Comparing 2.35:1 movie height to full 16:9 image quality

There are two sides to this debate, however: the movie geeks and the regular joe. I love movies and would like to see the whole picture, sure, but I'd trade that in a heartbeat, for the OPTION to view the same movie filling up my screen. I don't want this option as two separate options like some DVDs do with Widescreen or Fullscreen versions... that's just a rip. When DVD first came out, they used to put both versions in the same package. With Blu-Ray, it seems like a no-brainer since there's so much more space on a disc for this additional information.
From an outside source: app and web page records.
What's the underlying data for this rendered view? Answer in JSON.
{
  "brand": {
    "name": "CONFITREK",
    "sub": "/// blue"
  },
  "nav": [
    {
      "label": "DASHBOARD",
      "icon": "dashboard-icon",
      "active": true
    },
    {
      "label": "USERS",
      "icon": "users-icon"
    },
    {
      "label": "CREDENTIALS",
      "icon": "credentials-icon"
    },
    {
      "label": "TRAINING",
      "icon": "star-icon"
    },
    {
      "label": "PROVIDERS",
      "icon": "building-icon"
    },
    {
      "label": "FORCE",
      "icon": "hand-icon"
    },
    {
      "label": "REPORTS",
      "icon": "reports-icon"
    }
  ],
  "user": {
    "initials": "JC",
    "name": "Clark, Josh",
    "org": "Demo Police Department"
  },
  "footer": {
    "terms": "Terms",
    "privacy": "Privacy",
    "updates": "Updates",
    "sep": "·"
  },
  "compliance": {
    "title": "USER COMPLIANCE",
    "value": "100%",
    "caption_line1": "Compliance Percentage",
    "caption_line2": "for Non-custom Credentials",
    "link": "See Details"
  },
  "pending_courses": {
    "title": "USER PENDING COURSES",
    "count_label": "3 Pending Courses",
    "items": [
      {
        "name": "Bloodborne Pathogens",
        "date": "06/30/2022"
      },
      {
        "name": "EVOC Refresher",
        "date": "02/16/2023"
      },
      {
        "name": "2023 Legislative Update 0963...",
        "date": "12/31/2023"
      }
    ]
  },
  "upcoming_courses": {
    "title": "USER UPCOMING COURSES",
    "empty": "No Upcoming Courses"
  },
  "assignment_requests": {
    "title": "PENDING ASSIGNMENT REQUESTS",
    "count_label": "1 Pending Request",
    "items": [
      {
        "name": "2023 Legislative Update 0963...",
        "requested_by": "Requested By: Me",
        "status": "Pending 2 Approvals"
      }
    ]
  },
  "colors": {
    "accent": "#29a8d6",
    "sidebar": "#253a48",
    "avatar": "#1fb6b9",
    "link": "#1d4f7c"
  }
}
To be honest, I'd give up all those special features for a 16:9 version of my favorite movies.

16:9 movie fills the screen on a widescreen TV

For those few movies I've seen on Blu-Ray that do fill up a 16:9 display, they look amazing... no questioning the incredible picture quality and detail you get over DVD. A quality that's much less apparent when everything is shorter and surrounded by emptiness.

I refuse to get another new TV for 2.35:1, as I've seen mentioned a few places online. What's to stop the movie studios for coming out with an even shorter/wider aspect ratio requiring yet another new TV for the new format?

Movie theaters are overpriced and not at all the same experience as they used to be. It's busy. A glass of water cost 3 bucks. The guy sitting next to you eats like a cow and smells like cheese. Parents take their kids to totally age inappropriate films that make them cry. Teenagers talk throughout the whole film... And in my experience, the picture quality is sub-par compared to what I get at home w/o ANY of the the above annoyances.

Movie Studios: Consider the home user and give us a better home viewing experience of your movies that we love. If you do, we'll buy it.